- Iron chromate (II)
- Dichromium iron tetraoxide
- Iron chromite
Only commercial source of chromium & its compounds.
Registry Numbers and Inventories.
Melting point, °C
2190 - 2270
4.97 g/cm3 (20 C)
Solubility in water
Hazards and Protection.
Keep in a cool, dry, dark location in a tightly sealed container or cylinder. Keep away from incompatible materials, ignition sources and untrained individuals. Secure and label area. Protect containers/cylinders from physical damage.
All chemicals should be considered hazardous. Avoid direct physical contact. Use appropriate, approved safety equipment. Untrained individuals should not handle this chemical or its container. Handling should occur in a chemical fume hood.
Where atmospheric sampling has shown concentration above recommended level. Provide air supplied resp protective equipment for certain jobs. It is necessary to provide overalls which are laundered daily, hand protection and eye protection.

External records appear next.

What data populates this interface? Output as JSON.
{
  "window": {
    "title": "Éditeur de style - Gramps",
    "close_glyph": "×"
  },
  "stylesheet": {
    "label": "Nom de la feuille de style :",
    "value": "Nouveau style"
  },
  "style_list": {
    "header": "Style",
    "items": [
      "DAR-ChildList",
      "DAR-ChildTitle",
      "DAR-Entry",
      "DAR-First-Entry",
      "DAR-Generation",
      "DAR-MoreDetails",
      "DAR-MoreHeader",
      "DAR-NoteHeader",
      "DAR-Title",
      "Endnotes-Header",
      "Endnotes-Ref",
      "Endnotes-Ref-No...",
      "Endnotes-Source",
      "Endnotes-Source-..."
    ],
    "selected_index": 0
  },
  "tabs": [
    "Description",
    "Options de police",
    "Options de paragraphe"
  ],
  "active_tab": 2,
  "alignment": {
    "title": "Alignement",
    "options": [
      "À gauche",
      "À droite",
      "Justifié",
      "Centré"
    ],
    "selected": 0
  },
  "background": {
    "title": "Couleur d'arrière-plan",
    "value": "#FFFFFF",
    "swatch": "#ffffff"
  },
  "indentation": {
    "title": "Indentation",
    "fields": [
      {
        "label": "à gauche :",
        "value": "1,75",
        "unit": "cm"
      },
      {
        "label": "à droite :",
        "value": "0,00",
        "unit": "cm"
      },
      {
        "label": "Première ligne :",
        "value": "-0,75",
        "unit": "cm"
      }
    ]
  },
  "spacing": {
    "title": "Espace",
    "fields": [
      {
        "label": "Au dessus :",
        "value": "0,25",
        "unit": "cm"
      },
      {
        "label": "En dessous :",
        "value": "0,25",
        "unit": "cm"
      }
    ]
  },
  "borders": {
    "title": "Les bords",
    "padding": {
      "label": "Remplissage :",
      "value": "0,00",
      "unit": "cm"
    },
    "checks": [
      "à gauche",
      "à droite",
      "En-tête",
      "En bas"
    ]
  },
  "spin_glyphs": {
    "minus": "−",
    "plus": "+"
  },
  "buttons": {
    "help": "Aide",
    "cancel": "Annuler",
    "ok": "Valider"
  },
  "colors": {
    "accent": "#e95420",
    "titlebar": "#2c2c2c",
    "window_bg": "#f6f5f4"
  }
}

Any self contained breathing apparatus that has a full facepiece and is operated in a pressure demand or other positive pressure mode. Any supplied air respirator with a full face piece and operated in pressure demand or other positive pressure mode in combination with an auxiliary self contained breathing apparatus operated in pressure demand or other positive pressure mode.
Evacuate area and ventilate. Wear protective equipment. If required, use an inert absrobent. Sweep up and place in an appropriate container for disposal. Wash contaminated surfaces.
Avoid contact with strong oxidizers (such as hydrogen peroxide), alkalis.
Respiratory protection from chromium metal and insoluble chromium salts while fighting fires: Self contained breathing apparatus with a full facepiece operated in pressure demand or other positive pressure mode. Chromium metal and insoluble chromium salts
IDHL: 250 mg/m3
Hepatic encephalopathy, cerebral edema, and coma may occur. Both trivalent and hexavalent chromium have been found to cross the placental barrier in hamsters and mice. Both were shown to enter the fetus during mid to late gestation. Developmental effects caused by both differed between hamster and mice. Fetal uptake of hexavalent chromium was much greater than that of the trivalent form. Effects on placental tissue could have also affected the fetus.
Gastroenteritis and hemorrhage frequently occur immediately following oral ingestion.
Pulmonary edema, pneumoconiosis, metal fume fever, and bronchial asthma may occur.
Deep perforating ulcers and hypersensitivity dermatitis may be noted. Systemic toxicity has resulted from minimal dermal exposure.
Dilution: immediately dilute with 4 to 8 ounces (120 to 240 ml) of milk or water (not to exceed 4 ounces/120 ml in a child). Do not induce vomiting.
Move patient to fresh air. Monitor for respiratory distress. If cough or difficulty breathing develops, evaluate for respiratory tract irritation, bronchitis, or pneumonitis. Administer oxygen and assist ventilation as required. Treat bronchospasm with beta2 agonist and corticosteroid aerosols.
Wash the exposed area with water or 10 to 20 percent ascorbic acid solution for 15 minutes. Consult a physician if irritation or pain persists.
Irrigate exposed eyes with copious amounts of tepid water for at least 15 minutes. If irritation, pain, swelling, lacrimation, or photophobia persist, the patient should be seen in a health care facility.
USCG CHRIS Code